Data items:

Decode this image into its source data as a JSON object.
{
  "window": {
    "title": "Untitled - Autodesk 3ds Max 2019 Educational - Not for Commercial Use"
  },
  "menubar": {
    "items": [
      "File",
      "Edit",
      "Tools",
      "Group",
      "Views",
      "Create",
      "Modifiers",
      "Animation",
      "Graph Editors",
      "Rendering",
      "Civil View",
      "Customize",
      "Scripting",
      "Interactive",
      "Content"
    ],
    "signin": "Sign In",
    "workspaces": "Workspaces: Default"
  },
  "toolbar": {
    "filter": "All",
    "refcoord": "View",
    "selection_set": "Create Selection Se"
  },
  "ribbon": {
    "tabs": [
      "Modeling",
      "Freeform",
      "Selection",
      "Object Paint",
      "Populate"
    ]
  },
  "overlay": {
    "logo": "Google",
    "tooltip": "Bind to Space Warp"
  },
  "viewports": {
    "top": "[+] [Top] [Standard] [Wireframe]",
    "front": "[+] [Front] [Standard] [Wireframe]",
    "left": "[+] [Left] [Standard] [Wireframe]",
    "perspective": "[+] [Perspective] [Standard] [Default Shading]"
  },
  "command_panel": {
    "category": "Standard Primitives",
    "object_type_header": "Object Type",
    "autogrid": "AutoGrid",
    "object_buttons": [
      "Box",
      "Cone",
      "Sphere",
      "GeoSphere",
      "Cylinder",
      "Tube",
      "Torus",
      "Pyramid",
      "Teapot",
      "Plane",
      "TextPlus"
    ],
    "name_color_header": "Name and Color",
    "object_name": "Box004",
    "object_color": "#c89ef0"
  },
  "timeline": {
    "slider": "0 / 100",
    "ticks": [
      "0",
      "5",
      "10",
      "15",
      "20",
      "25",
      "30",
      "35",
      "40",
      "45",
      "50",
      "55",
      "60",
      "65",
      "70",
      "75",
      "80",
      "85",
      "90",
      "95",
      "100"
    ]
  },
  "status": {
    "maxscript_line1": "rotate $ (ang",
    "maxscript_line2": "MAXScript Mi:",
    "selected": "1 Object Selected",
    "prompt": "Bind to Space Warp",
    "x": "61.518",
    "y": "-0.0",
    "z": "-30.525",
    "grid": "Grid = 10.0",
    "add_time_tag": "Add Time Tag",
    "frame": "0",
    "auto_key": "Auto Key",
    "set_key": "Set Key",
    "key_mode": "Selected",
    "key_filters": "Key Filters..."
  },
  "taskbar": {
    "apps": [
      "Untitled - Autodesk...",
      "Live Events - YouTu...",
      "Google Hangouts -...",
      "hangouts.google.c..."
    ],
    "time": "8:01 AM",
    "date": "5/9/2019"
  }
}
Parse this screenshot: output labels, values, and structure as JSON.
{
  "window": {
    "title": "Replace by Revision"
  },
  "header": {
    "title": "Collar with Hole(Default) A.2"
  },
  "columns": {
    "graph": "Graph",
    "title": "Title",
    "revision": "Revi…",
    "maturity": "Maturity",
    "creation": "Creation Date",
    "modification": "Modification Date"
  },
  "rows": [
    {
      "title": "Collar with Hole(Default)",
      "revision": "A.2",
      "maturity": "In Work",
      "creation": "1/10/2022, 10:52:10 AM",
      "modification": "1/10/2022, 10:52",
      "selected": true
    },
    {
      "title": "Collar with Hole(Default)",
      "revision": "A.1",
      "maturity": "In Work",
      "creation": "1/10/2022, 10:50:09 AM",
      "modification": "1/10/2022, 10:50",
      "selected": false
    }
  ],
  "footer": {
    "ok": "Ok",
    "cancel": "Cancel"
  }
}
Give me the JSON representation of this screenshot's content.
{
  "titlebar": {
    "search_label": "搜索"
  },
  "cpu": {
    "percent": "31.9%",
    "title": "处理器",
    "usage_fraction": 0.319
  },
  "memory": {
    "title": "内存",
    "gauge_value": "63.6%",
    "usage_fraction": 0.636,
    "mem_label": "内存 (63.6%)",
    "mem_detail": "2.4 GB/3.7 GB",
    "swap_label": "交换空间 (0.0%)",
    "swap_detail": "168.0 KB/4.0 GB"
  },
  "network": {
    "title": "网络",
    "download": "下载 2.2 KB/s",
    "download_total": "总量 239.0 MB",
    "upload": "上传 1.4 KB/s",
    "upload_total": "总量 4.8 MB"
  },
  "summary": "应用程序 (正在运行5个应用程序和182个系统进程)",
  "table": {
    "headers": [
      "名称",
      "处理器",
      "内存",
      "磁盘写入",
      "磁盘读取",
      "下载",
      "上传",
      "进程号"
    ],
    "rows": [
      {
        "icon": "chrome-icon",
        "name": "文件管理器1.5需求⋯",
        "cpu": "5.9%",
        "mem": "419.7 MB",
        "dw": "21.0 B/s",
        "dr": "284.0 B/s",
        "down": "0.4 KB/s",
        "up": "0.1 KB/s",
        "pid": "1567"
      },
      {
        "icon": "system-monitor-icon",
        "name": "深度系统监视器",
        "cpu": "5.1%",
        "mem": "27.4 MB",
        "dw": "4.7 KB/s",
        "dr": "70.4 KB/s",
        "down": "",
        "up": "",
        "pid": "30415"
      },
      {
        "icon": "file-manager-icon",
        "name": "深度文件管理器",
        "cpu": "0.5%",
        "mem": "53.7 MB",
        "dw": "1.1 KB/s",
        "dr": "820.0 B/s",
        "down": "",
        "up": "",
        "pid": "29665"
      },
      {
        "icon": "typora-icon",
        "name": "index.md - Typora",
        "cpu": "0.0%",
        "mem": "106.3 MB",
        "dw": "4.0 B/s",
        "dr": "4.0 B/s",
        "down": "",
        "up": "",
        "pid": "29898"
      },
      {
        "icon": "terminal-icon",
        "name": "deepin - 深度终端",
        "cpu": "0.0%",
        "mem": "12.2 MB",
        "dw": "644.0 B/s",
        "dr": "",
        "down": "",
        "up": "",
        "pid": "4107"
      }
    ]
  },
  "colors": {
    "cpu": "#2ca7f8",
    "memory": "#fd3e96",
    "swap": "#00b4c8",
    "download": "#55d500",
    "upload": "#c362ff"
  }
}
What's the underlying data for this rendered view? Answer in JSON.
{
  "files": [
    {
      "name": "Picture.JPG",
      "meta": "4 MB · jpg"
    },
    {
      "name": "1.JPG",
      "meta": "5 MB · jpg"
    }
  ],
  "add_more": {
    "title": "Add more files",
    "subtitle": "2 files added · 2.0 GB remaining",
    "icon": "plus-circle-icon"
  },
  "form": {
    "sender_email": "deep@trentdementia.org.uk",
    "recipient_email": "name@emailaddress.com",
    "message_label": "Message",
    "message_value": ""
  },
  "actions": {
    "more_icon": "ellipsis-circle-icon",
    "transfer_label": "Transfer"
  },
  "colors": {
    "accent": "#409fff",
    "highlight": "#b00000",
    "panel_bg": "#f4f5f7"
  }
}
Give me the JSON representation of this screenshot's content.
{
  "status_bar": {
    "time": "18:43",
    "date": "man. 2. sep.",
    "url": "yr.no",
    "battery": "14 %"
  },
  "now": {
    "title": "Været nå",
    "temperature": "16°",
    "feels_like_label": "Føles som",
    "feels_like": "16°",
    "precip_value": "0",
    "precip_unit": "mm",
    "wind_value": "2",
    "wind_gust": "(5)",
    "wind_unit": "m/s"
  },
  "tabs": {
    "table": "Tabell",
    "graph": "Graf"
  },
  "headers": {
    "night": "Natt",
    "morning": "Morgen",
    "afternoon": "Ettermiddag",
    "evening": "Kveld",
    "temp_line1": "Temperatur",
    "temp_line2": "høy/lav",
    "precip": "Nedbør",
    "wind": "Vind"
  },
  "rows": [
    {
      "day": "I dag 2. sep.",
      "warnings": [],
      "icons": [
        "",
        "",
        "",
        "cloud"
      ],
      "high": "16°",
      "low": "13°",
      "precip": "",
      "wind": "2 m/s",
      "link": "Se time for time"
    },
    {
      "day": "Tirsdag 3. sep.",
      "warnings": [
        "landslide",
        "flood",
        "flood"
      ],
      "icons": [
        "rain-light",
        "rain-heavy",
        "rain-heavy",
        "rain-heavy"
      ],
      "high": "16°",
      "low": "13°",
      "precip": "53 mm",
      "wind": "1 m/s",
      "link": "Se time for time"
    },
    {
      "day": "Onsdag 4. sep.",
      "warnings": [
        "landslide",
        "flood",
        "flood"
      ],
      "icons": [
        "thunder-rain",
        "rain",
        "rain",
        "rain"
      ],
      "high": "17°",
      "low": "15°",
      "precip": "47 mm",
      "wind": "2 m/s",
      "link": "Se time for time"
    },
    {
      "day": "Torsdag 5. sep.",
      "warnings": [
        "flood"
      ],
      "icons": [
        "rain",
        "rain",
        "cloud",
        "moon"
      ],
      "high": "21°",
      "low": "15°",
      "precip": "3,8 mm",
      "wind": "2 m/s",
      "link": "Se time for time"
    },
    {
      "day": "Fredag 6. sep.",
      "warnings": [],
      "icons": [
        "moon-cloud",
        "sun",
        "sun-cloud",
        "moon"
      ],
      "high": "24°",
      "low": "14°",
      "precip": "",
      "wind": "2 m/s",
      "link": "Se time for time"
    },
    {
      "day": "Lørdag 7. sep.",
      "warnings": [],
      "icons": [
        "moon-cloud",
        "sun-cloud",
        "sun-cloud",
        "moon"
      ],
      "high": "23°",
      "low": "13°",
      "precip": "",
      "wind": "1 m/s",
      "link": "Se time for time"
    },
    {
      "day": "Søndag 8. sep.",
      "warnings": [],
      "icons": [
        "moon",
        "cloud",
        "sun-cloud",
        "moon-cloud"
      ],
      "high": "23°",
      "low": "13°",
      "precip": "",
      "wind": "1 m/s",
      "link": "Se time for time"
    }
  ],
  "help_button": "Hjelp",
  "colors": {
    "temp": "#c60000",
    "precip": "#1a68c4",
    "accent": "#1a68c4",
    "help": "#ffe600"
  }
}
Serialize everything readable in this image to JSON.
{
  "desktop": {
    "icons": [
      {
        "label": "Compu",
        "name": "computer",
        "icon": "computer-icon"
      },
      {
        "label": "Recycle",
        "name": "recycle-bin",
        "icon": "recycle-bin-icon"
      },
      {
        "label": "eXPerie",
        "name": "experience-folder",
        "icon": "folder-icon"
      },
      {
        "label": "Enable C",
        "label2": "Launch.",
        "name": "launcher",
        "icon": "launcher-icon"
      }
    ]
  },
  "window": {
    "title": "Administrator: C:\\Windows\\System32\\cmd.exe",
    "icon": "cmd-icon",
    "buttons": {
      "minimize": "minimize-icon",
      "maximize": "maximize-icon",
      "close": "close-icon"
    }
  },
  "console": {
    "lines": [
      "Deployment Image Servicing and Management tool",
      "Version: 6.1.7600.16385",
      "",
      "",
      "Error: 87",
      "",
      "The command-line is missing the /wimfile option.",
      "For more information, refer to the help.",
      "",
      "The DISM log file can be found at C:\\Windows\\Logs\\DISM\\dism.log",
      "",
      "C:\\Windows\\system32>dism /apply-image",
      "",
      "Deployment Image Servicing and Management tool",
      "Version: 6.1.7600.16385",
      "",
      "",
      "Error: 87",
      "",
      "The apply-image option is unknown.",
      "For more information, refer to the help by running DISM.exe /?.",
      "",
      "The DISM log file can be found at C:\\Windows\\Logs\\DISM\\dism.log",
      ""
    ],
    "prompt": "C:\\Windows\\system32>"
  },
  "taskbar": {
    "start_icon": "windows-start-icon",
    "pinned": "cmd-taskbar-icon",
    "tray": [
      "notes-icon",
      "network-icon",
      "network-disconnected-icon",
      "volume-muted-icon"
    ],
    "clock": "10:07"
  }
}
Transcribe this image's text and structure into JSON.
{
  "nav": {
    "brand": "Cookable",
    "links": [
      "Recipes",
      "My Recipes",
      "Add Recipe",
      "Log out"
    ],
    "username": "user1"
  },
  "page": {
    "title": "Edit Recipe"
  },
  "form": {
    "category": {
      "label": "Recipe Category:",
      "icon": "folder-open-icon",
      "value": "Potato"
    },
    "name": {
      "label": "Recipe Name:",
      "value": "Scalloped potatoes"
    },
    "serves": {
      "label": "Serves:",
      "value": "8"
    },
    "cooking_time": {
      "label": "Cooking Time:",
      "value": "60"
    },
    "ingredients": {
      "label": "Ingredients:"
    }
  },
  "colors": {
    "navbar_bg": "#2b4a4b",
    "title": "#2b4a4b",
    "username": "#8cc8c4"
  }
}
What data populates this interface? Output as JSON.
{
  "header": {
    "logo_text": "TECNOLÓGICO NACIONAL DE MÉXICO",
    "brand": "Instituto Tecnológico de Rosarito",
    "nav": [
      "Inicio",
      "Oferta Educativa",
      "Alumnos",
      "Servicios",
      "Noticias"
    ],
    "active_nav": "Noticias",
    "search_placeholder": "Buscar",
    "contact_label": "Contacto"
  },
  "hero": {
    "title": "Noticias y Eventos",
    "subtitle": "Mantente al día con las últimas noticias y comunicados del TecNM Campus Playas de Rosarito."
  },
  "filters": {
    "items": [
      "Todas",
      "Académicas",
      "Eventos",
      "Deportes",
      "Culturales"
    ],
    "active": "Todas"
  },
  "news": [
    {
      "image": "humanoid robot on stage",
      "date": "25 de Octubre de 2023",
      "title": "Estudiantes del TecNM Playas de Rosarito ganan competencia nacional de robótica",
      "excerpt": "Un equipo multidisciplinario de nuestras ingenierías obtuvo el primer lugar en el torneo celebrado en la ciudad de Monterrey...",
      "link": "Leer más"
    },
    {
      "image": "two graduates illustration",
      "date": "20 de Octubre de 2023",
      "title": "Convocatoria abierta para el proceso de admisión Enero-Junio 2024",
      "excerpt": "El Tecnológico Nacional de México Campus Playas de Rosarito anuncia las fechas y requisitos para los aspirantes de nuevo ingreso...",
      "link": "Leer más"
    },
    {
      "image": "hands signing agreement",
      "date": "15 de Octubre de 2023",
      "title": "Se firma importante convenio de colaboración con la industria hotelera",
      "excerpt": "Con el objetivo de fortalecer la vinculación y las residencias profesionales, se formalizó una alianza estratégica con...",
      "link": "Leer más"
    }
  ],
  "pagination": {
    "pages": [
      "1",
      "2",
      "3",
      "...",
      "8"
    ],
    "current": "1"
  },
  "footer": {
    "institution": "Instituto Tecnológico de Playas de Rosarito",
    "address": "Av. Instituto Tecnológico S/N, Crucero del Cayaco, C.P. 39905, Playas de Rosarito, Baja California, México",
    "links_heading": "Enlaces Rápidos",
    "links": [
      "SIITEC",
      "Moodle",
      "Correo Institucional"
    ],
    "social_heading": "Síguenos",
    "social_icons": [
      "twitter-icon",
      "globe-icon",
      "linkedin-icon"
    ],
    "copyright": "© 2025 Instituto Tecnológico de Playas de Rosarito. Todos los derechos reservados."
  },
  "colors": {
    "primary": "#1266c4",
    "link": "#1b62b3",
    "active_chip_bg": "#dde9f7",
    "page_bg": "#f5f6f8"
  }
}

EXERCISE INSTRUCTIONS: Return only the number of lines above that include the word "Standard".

EXERCISE OUTPUT: 5